ABOUT THIS TASK: Find every line in the data that contains the word "label". Return each of those lines.

Dataset rows describing interfaces:
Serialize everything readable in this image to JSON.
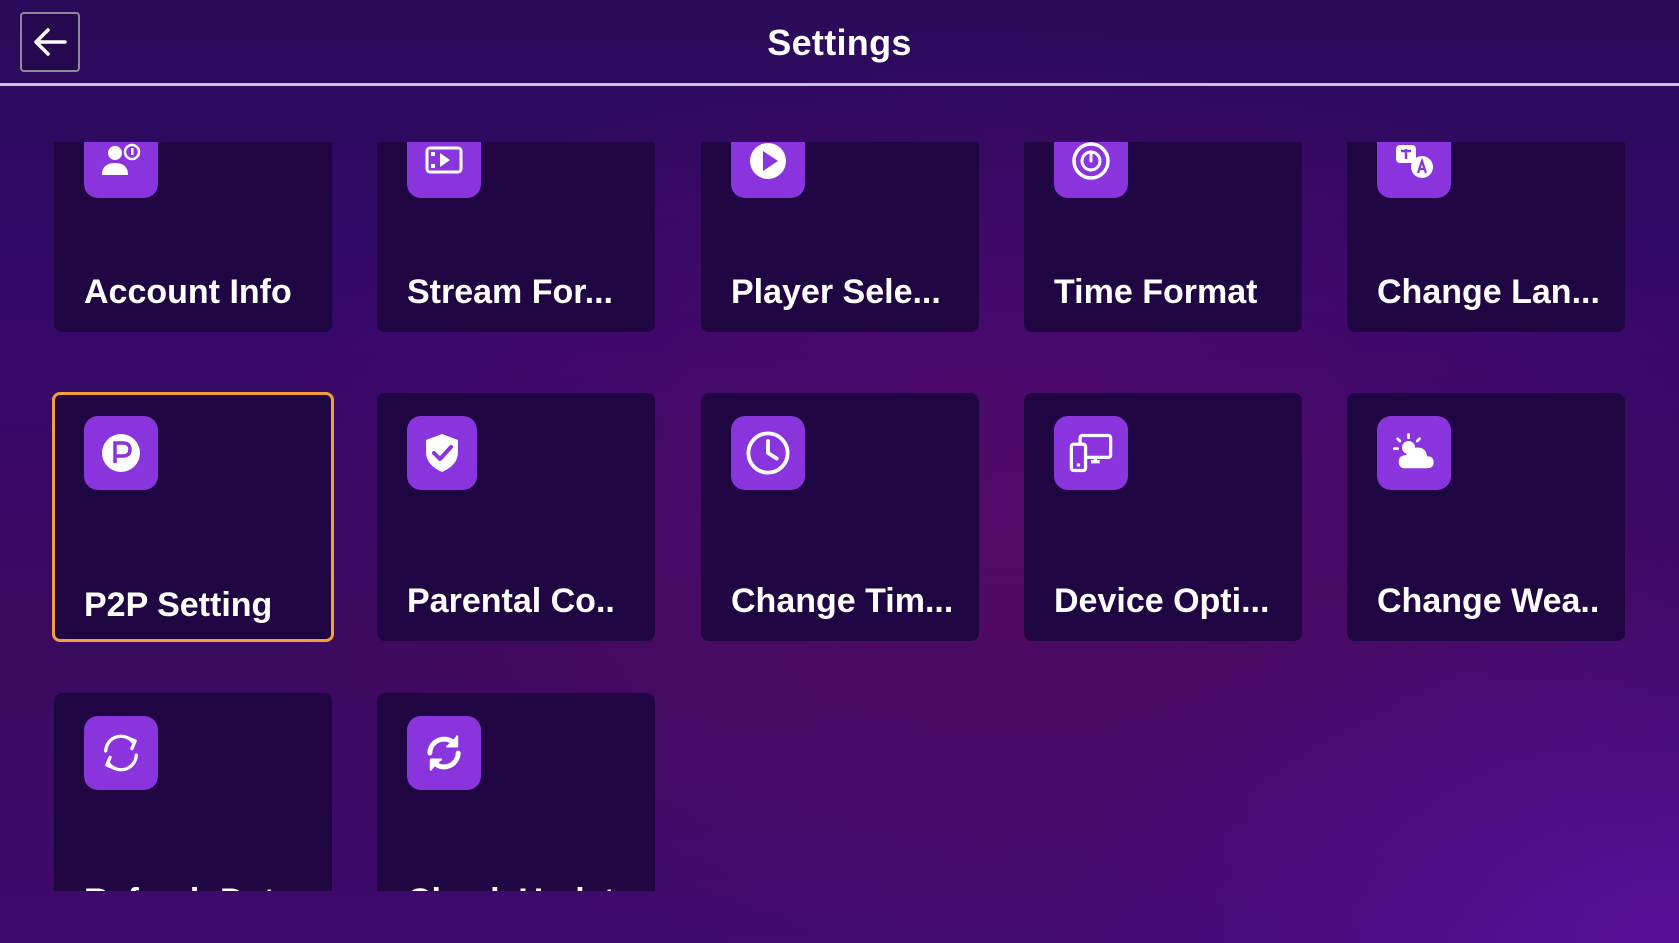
{
  "header": {
    "title": "Settings",
    "back_icon": "arrow-left-icon"
  },
  "colors": {
    "tile_bg": "#1f0642",
    "icon_bg": "#8a34dd",
    "focus_border": "#f2a03a",
    "divider": "#c9c3d8"
  },
  "tiles": [
    {
      "label": "Account Info",
      "icon": "account-icon"
    },
    {
      "label": "Stream For...",
      "icon": "stream-format-icon"
    },
    {
      "label": "Player Sele...",
      "icon": "play-icon"
    },
    {
      "label": "Time Format",
      "icon": "timer-icon"
    },
    {
      "label": "Change Lan...",
      "icon": "translate-icon"
    },
    {
      "label": "P2P Setting",
      "icon": "p2p-icon",
      "focused": true
    },
    {
      "label": "Parental Co..",
      "icon": "shield-check-icon"
    },
    {
      "label": "Change Tim...",
      "icon": "clock-icon"
    },
    {
      "label": "Device Opti...",
      "icon": "devices-icon"
    },
    {
      "label": "Change Wea..",
      "icon": "weather-icon"
    },
    {
      "label": "Refresh Dat...",
      "icon": "refresh-icon"
    },
    {
      "label": "Check Updat...",
      "icon": "sync-icon"
    }
  ]
}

RESULT FOR THIS TASK:
      "label": "Account Info",
      "label": "Stream For...",
      "label": "Player Sele...",
      "label": "Time Format",
      "label": "Change Lan...",
      "label": "P2P Setting",
      "label": "Parental Co..",
      "label": "Change Tim...",
      "label": "Device Opti...",
      "label": "Change Wea..",
      "label": "Refresh Dat...",
      "label": "Check Updat...",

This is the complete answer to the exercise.